The International Cancer Screening Network (ICSN) Triennial Meeting this year (2015) will take place starting on the 2nd of June up to the 4th. It will be held at the De Doelen International Congress Centre in Rotterdam, The Netherlands. The event is co-sponsored by the United States National Cancer Institute (NCI) and the Department of Public Health of Erasmus Medical Center.
What is it About?
The meeting will focus on collaborative research for identifying and fostering efficient and effective ways to control* cancer through population-based screening. There will also be specific meeting topics such as individualized screening, optimizing benefits and minimizing harms. Participants will also focus on implementation and lessons learned from organized programs that have been done in middle to high resource countries. It will also cover screening in countries that have limited resources and the experts on various fields will discuss informed decision making in cancer screening.
Cancer screening is checking for cancer or any condition that can later on become cancer in people who still don’t have any symptoms. Screening is important since it can help doctors find and treat* certain types of cancer early. Early detection is crucial because in most cases when the abnormal tissue or cancer is found early, treatment may be a lot easier. When the symptoms start to appear, the cancer may have spread to other areas of the body making it a lot more difficult to treat*.
There are currently several screening tests that help detect cancer early. This helps reduce* the chance that a patient will die from the particular form of cancer. However, it is very important to remember that screening tests also have potential harms and not just benefits.
- There are some screening tests that can lead to bleeding or other health problems.
- In some cases, false-positive results can happen – this means that the test indicates that cancer is present even if it is really not. False-positive test results lead to anxiety and are typically followed by other additional tests and procedures that can cause harm to the patient.
- In some cases, false-negative results can also occur – this means that the test indicates there is no cancer present even though there is. This can lead to false reassurance and cause delays in diagnosis and possibly cause the patient to put off medical care even if symptoms start.
- Overdiagnosis is also possible which happens when a screening test correctly shows that the patient has cancer but it is slow growing and wouldn’t have had any negative effect to the patient in his/her lifetime. Treating such cancers is called overtreatment which can cause a lot of harm to the patient.
It is important for people to discuss the potential harms along with the benefits of different cancer screening tests with their physicians.
The ICSN is a voluntary association composed of different countries that implement population-based cancer screening programs. It was established in the last month of 1988 as the International Breast Cancer Screening Database Project when an international workshop with representatives from 11 countries held. Currently, there are over 30 participating countries addressing cervical, colorectal and other important types of cancer screening.

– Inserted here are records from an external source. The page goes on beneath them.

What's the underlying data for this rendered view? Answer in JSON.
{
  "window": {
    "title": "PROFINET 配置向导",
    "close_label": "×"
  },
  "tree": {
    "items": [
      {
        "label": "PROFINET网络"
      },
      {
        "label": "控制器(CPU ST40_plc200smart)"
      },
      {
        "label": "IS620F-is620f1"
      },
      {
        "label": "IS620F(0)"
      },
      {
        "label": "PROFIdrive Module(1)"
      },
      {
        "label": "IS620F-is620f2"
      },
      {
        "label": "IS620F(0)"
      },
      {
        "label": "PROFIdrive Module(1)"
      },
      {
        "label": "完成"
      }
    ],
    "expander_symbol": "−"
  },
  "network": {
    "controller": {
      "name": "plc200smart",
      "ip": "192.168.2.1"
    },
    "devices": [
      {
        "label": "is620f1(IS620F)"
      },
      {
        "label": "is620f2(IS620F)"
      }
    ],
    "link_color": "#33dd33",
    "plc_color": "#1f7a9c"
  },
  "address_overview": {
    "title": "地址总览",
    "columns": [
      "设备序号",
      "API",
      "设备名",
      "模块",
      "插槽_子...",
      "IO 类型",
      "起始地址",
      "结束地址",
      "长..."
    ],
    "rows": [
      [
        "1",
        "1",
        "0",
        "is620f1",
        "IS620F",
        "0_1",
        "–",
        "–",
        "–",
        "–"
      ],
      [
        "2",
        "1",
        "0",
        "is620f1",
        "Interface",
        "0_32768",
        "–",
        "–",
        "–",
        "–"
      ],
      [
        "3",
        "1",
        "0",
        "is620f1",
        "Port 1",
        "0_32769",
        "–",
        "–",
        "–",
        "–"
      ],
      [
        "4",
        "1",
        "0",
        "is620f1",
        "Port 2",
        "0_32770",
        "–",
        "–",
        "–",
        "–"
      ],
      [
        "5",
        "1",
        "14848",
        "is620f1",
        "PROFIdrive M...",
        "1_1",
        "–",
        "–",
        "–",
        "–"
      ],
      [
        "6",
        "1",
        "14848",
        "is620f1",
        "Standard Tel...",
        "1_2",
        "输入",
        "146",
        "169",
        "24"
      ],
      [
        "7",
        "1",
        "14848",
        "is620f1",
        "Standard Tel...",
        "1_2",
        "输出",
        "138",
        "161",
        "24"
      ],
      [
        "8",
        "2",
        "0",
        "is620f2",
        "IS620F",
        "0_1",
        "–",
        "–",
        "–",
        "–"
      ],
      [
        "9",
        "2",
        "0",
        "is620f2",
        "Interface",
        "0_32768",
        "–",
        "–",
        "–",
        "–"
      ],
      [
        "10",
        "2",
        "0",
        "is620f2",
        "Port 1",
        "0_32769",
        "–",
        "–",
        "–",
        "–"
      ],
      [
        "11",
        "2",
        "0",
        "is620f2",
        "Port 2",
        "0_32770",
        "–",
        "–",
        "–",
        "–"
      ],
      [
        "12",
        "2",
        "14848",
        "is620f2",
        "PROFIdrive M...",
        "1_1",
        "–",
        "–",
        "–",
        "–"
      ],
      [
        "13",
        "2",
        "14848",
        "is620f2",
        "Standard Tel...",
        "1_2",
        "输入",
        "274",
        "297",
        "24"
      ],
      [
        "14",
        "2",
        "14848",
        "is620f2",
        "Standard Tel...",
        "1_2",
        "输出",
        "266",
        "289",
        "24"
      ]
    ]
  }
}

The ICSN is devoted to collective research that aims to identify and foster efficient and effective ways to control* cancer worldwide by implementing population-based screening. It does not cover efficacy or use data from clinical trials. Any country is welcome to join the ICSN as long as they have initiated a population-based screening program for cancer.